The Internet has been called the greatest boon to literacy since Johannes Gutenberg refined moveable type in the15th century. Some cybernauts even predict that it will do away with conventional printing. Just as paper replaced papyrus, clay, and lambskin as a publishing medium, they believe, the screen of digital devices is destined to replace paper.
This won’t happen anytime soon, according to recent findings of a survey by Pew Research Center. Fully 65% of those polled who said they read a book during the past year read a printed book, while only 28% read an ebook, with younger readers, as expected, more likely to do so. Also interesting is that only 73% said they had read any kind of book.
More people are using tablet computers and smartphones to read ebooks rather than a standalone ereader. Over the past five years the percentage of people reading books on an ereader rose from only 7% to 8%, while it rose from 4% to 15% on a tablet, from 5% to 13% on a smartphone, and from 7% to 11% on a desktop or laptop PC.
Though the phenomenon of books being on a screen may not have done away with printed hardbound and paperback books, the Internet is causing a significant transformation. In 2012, sales revenue from ebooks in the U.S. surpassed hardbound books, according to the Association of American Publishers.
The benefits of ebooks are palpable. An ereader, laptop, or smartphone weighs the same whether it stores one book or a thousand.
Ebooks are searchable, which can be especially beneficial when doing research. You can obtain ebooks immediately over the Internet, without having to go to library or bookstore. Unlike printed books, ebooks don’t require trees for paper and petroleum for ink.
Paradigm shifts never happen without drawbacks, and ebooks are no exception.
Unlike with a digital device, if you drop a book on the sidewalk, you rarely risk ruining it. Likewise with keeping it in your car’s trunk on a hot summer day.
You won’t have a problem reading a printed book on an airplane during takeoffs and landings. It can be difficult if not impossible to loan an ebook to a friend or sell it in the used book market.
Ebook publishing has seen its share of controversy. This past March the U.S. Supreme Court declined to hear Apple’s appeal of a lower court decision that it conspired with five publishers to monopolistically increase ebook prices. Apple was fined $450 million.
Apple’s scheme had raised many ebook prices from $9.99 to $12.99 or $14.99. After this was uncovered in 2010, the price of many ebooks has fallen back to $9.99.
One of the unfortunate legacies of Apple co-founder Steve Jobs, as documented in Walter Isaacson’s flattering biography of him, is his threatening Amazon in 2010 that it wouldn’t get ebooks from big publishers if it didn’t go along with Apple’s pricing model.

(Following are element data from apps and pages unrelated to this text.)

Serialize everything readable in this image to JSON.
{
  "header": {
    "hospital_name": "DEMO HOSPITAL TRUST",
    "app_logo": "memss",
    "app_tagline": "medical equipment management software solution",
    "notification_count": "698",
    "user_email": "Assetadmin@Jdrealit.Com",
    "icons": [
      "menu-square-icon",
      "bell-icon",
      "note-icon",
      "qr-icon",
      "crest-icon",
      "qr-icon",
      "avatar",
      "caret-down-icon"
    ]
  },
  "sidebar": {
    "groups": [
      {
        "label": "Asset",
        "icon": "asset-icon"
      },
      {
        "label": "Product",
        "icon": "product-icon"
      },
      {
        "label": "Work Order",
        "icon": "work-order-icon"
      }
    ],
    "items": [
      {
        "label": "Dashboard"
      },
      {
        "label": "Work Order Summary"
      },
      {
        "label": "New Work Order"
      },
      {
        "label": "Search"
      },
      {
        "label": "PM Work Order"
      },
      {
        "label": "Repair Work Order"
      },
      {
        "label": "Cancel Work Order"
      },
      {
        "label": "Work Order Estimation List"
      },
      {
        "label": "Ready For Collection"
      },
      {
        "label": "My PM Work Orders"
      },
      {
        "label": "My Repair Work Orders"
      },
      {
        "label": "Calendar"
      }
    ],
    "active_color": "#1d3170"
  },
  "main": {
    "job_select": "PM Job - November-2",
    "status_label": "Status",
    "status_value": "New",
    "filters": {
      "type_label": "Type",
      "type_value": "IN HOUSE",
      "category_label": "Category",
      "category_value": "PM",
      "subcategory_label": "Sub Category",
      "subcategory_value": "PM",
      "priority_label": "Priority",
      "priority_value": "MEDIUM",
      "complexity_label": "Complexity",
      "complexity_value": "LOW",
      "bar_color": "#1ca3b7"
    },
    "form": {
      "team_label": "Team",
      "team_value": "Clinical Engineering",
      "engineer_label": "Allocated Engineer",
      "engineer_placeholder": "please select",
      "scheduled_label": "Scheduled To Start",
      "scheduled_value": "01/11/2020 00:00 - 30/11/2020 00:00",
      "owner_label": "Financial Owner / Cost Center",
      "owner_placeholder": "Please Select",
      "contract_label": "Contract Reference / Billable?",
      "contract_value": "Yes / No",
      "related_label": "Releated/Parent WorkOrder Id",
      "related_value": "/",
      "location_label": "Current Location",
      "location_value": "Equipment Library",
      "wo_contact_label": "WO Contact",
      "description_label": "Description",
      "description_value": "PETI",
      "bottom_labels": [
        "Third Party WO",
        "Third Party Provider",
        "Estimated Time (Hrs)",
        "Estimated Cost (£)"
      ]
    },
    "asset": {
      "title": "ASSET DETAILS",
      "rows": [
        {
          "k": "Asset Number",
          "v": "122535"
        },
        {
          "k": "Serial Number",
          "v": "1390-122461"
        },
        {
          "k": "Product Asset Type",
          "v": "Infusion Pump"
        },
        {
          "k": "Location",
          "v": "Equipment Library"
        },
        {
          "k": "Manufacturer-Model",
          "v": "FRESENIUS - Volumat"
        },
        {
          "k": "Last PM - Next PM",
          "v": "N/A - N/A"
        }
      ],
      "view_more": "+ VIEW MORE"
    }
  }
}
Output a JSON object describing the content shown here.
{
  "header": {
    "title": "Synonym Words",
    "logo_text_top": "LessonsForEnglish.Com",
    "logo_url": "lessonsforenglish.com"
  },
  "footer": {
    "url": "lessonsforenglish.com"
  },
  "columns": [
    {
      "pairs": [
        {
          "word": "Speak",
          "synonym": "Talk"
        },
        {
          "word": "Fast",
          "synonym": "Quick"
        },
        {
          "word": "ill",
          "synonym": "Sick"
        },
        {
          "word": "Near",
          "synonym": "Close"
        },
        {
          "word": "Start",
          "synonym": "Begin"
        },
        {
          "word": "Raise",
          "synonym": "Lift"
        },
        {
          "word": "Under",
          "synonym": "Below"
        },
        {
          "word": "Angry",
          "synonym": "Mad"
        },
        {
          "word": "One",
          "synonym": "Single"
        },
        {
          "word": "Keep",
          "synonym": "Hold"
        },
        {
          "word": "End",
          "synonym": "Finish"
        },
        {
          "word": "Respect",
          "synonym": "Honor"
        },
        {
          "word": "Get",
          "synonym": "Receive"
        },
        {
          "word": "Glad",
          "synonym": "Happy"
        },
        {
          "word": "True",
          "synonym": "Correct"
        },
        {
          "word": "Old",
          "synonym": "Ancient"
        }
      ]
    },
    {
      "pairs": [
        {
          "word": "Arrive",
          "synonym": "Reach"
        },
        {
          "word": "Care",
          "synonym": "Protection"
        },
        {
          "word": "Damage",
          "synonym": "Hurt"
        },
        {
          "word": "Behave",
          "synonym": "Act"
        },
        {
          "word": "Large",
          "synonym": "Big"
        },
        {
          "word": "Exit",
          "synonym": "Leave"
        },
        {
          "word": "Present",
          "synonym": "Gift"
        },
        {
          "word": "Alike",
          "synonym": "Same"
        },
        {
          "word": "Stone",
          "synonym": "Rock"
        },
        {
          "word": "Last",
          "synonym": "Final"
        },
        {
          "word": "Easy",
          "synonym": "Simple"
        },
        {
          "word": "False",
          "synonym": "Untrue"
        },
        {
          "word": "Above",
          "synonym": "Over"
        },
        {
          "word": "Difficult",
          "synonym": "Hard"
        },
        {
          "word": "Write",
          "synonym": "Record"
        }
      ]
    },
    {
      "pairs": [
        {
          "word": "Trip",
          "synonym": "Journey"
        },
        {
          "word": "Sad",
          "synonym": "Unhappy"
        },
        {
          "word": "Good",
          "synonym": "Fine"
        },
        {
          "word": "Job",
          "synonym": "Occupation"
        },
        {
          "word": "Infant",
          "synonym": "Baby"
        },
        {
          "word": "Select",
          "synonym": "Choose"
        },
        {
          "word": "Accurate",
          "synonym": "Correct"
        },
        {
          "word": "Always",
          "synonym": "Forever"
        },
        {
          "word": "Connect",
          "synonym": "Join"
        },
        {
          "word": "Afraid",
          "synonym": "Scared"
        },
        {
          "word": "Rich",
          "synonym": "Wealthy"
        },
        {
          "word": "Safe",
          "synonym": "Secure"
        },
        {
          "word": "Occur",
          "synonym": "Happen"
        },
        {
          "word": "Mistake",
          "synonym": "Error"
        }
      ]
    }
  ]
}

Some ebooks, to the bewilderment of many ebook aficionados, cost more than the hardback version and sometimes even the paperback version, when the cost to produce the ebook version is significantly less.
In the future, with healthy competition, the price of ebooks should decline and more accurately reflect production costs.
Many people rue this changing world. Popular bookstore chain Borders liquidated all of its stores, more than 600, in 2011. Its main competition, Barnes & Noble, makes much of its money these days from the sale of coffee, sandwiches, and nonbook gifts.
There’s no denying printed books’ physical attraction, the way they look, feel, and even smell. But there’s also no denying the economics and practicality of ebooks.
Will books in general ever disappear? People will always need, in one form or another, the results of others’ in-depth research, analysis, and storytelling. Books don’t appear to have any likelihood of disappearing any time soon.
Printed books are another story. Still, it’s likely that they will persist as well. But it’s also likely that they will be produced in smaller numbers.
Just as radio found a niche after television, printed books will likely find their niche after ebooks become ubiquitous. One possibility: Handsome bound books will be used in the future primarily for such specialized purposes as gift giving and collecting.
Just as with the prestige distinction for writers between being published in hardback or only in paperback, there will likely remain a similar prestige distinction between being published in print or only in ebook format.
Reid Goldsborough is a syndicated columnist and author of the book Straight Talk About the Information Superhighway. He can be reached at firstname.lastname@example.org or reidgold.com.